So my first impression was right: that strange seventeen-year-old turned out to be every bit the boy wonder I had pegged him to be and more. He is now an international icon and the indisputable face of Hong Kong’s pro-democracy movement.

Joshua and I had lunch a few weeks ago, as we do from time to time to gripe about local politics and try out new restaurants. Since our first encounter three years ago, we’ve become friends.

The same skinny kid with his signature bowl haircut sat across from me in a restaurant in Admiralty, mulling over the menu absently. I recommended the sirloin steak and he agreed. He likes a mean steak.

“Did you remember what you said to me about Twitter when we first met?” I asked. A year or so ago, Joshua finally opened an account under the handle @joshuawongcf. He now has nearly 150,000 followers.

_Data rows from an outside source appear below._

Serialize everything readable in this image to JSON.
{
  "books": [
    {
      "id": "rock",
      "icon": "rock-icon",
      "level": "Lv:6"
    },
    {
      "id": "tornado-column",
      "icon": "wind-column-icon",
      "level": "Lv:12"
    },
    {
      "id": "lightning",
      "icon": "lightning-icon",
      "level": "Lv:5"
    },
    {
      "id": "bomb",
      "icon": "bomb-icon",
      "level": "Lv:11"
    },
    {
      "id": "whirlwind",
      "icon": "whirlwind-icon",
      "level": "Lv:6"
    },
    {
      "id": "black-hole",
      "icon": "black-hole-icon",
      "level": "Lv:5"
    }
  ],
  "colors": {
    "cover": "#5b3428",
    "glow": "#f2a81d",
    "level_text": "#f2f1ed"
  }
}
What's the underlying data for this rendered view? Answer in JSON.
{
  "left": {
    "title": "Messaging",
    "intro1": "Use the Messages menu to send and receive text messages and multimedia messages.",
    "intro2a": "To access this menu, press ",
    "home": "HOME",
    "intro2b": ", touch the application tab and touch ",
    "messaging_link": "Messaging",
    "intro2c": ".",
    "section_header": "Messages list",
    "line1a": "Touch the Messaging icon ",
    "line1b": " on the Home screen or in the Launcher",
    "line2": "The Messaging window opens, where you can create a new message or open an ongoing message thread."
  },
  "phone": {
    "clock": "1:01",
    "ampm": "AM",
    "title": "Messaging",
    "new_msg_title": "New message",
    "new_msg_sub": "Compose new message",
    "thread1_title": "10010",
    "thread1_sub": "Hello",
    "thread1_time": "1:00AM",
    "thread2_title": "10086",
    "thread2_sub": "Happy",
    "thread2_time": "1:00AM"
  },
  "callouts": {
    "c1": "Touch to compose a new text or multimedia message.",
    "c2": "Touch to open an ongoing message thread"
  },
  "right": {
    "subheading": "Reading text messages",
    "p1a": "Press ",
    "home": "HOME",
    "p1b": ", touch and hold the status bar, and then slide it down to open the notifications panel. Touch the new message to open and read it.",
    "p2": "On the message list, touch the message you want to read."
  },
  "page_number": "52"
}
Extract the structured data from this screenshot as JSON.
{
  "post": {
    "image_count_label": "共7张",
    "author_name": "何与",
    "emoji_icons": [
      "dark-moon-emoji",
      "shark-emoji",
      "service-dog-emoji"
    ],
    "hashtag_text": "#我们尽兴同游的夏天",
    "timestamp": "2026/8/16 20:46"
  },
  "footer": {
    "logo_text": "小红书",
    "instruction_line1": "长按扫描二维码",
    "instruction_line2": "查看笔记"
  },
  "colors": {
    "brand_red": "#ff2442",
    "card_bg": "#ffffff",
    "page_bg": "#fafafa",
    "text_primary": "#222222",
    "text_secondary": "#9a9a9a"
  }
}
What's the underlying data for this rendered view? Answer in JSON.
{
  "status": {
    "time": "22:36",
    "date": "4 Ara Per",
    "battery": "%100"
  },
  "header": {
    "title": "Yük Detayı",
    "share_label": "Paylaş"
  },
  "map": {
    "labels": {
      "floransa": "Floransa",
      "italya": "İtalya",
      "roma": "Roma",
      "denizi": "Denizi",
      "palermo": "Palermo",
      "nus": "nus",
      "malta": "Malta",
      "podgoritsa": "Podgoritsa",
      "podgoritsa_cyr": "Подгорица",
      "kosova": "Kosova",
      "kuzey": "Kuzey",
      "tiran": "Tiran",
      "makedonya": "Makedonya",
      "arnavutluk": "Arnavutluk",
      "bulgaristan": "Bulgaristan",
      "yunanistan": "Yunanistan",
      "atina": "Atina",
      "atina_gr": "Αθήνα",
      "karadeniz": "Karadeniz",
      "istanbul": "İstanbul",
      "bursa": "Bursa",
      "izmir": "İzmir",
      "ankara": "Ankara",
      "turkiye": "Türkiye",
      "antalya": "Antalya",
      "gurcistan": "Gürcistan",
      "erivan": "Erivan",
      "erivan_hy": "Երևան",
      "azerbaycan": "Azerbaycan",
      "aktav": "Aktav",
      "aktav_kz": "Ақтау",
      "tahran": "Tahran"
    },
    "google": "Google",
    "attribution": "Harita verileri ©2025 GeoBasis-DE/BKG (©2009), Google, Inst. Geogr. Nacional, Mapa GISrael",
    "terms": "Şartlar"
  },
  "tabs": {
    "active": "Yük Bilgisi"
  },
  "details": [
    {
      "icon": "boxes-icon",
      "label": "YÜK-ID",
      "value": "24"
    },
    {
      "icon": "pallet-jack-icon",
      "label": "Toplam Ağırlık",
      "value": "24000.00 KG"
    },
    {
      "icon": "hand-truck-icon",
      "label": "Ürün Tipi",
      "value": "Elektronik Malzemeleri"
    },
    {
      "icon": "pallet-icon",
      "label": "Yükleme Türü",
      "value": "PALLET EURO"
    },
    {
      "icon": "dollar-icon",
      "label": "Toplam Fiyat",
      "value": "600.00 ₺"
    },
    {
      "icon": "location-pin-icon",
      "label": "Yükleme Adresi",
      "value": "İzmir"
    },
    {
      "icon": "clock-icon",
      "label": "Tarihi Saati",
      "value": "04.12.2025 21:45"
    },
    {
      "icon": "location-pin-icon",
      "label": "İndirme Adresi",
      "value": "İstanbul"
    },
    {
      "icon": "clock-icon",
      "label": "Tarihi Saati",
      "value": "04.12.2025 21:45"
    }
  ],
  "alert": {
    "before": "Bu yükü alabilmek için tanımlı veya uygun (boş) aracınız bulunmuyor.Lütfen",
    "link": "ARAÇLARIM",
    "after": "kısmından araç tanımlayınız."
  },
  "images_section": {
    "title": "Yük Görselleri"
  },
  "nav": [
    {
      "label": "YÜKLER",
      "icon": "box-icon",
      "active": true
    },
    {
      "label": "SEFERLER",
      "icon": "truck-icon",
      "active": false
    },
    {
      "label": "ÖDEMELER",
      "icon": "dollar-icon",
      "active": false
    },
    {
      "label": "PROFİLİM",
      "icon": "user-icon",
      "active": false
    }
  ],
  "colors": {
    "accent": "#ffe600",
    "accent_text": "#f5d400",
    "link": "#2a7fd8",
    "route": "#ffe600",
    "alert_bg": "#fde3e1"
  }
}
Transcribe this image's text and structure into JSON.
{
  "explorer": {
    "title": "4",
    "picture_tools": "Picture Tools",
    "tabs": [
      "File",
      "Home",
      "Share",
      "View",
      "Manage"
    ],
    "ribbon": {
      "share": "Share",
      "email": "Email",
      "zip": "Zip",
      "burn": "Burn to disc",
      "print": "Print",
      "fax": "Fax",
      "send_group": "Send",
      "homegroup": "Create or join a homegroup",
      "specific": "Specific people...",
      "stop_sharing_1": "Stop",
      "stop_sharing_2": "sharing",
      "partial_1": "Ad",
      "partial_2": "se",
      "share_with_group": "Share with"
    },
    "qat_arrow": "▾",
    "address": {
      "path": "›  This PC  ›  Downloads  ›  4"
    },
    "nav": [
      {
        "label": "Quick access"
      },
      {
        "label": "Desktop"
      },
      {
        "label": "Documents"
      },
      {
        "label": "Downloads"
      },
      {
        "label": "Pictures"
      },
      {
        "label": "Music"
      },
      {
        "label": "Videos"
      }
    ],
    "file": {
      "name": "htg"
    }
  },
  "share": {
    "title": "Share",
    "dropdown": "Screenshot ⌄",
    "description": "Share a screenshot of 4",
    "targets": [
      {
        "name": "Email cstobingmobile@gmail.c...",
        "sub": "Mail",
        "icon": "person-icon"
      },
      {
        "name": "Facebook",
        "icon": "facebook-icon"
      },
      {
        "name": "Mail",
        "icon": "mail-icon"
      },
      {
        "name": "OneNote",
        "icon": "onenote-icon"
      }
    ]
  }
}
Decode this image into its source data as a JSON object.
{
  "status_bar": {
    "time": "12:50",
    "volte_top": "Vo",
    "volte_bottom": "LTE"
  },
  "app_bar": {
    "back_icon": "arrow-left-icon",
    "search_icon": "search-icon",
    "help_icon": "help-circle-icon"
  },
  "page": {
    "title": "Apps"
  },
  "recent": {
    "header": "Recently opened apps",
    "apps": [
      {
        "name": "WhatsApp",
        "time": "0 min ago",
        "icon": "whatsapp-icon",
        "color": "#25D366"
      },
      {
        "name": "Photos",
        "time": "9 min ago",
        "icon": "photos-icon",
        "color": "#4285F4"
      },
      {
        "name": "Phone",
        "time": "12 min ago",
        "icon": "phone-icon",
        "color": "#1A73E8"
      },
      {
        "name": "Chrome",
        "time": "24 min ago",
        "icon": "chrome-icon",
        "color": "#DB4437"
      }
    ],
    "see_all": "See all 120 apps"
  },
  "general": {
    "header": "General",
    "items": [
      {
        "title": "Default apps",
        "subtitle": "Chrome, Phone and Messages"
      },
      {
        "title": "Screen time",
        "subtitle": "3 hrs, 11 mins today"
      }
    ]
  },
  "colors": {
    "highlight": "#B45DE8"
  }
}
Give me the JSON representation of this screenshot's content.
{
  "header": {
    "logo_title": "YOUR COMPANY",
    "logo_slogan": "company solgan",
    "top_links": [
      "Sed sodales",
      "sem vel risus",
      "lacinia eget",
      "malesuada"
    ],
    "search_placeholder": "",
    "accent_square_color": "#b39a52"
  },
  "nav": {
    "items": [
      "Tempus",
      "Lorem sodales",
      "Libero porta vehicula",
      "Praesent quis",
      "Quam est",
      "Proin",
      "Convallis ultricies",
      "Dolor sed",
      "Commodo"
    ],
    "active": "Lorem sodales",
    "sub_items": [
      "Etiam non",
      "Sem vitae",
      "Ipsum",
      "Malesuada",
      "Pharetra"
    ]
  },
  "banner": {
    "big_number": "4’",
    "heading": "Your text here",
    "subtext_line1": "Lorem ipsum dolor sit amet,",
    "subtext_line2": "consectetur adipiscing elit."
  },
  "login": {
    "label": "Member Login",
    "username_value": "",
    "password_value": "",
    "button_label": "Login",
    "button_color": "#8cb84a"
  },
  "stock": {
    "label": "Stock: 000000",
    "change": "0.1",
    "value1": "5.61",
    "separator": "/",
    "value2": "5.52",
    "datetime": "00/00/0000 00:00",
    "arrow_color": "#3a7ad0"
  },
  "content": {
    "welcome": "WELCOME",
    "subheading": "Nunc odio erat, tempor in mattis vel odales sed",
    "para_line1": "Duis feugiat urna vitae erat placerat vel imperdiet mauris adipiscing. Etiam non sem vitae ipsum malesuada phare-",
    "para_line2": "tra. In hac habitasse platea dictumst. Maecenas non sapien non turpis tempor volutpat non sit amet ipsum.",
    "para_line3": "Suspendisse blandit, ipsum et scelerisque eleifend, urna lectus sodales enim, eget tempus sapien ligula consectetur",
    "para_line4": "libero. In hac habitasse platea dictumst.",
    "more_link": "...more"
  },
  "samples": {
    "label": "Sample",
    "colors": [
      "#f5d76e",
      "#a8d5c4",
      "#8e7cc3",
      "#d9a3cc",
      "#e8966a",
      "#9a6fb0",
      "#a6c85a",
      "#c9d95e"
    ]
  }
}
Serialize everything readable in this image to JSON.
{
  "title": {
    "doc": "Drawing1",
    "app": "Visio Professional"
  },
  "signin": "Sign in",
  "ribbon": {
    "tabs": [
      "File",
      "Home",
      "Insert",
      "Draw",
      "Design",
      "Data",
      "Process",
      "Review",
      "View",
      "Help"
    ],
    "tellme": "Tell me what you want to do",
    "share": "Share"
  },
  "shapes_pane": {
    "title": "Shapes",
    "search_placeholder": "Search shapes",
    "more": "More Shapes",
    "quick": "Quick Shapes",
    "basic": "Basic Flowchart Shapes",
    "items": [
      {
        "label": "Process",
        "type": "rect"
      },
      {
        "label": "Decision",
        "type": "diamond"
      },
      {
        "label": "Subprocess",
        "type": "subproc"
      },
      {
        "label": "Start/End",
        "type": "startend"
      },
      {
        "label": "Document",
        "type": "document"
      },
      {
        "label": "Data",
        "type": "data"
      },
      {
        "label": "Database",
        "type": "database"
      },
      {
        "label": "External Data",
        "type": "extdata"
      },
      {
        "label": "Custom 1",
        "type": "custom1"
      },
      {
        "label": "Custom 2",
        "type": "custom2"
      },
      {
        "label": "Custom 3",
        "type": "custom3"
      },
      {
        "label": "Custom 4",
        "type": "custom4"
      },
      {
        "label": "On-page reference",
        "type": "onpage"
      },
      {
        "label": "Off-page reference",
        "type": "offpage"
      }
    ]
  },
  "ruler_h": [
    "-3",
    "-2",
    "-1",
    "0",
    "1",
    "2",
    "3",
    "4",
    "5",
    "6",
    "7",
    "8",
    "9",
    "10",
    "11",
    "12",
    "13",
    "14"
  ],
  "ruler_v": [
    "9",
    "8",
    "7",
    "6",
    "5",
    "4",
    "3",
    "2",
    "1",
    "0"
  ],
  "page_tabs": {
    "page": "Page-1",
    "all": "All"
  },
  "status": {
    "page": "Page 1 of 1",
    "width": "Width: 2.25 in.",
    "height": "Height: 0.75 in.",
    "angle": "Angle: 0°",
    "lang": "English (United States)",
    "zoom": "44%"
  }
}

“I probably said I didn’t need an account,” he recalled, smiling sheepishly. “I didn’t think people overseas would care about us.”

They do now, in part because of him. But the political climate in Hong Kong continues to change for the worse, and the stakes for dissenters have become much higher, especially for him.

As soon as he finished his steak, I would accompany him to the High Court where he would be sentenced for his role in the Civic Square siege. This was his last meal before going to prison.

He assured me that he would do fine behind bars. He said jail was a necessary step in any civil rights struggle and he was mentally prepared for it. He even sounded eager, not because he enjoyed being locked up but because he wanted to get it over with and get on with things. I smiled at the irony—and symmetry—in life.

Joshua will never change, and that, to me, is the absolute best thing about him. I hope he never will.

Jason Y. Ng is a Hong Kong-based lawyer, university professor and writer. He is the bestselling author of Hong Kong State of Mind and No City for Slow Men. His latest tome, Umbrellas in Bloom, is the first book available in English chronicling the 2014 Occupy movement. Ng’s short stories have appeared in various anthologies, and his socio-political commentary blog 'As I See It' and review site 'The Real Deal' have attracted a cult following in the blogosphere. Ng is a contributor to the SCMP, Guardian and Time Out Hong Kong. He is also an outspoken activist for environmental issues, migrant workers' rights, and the city's democratic movement. He makes frequent appearances on university campuses, at literary festivals, and on radio and television shows around Asia.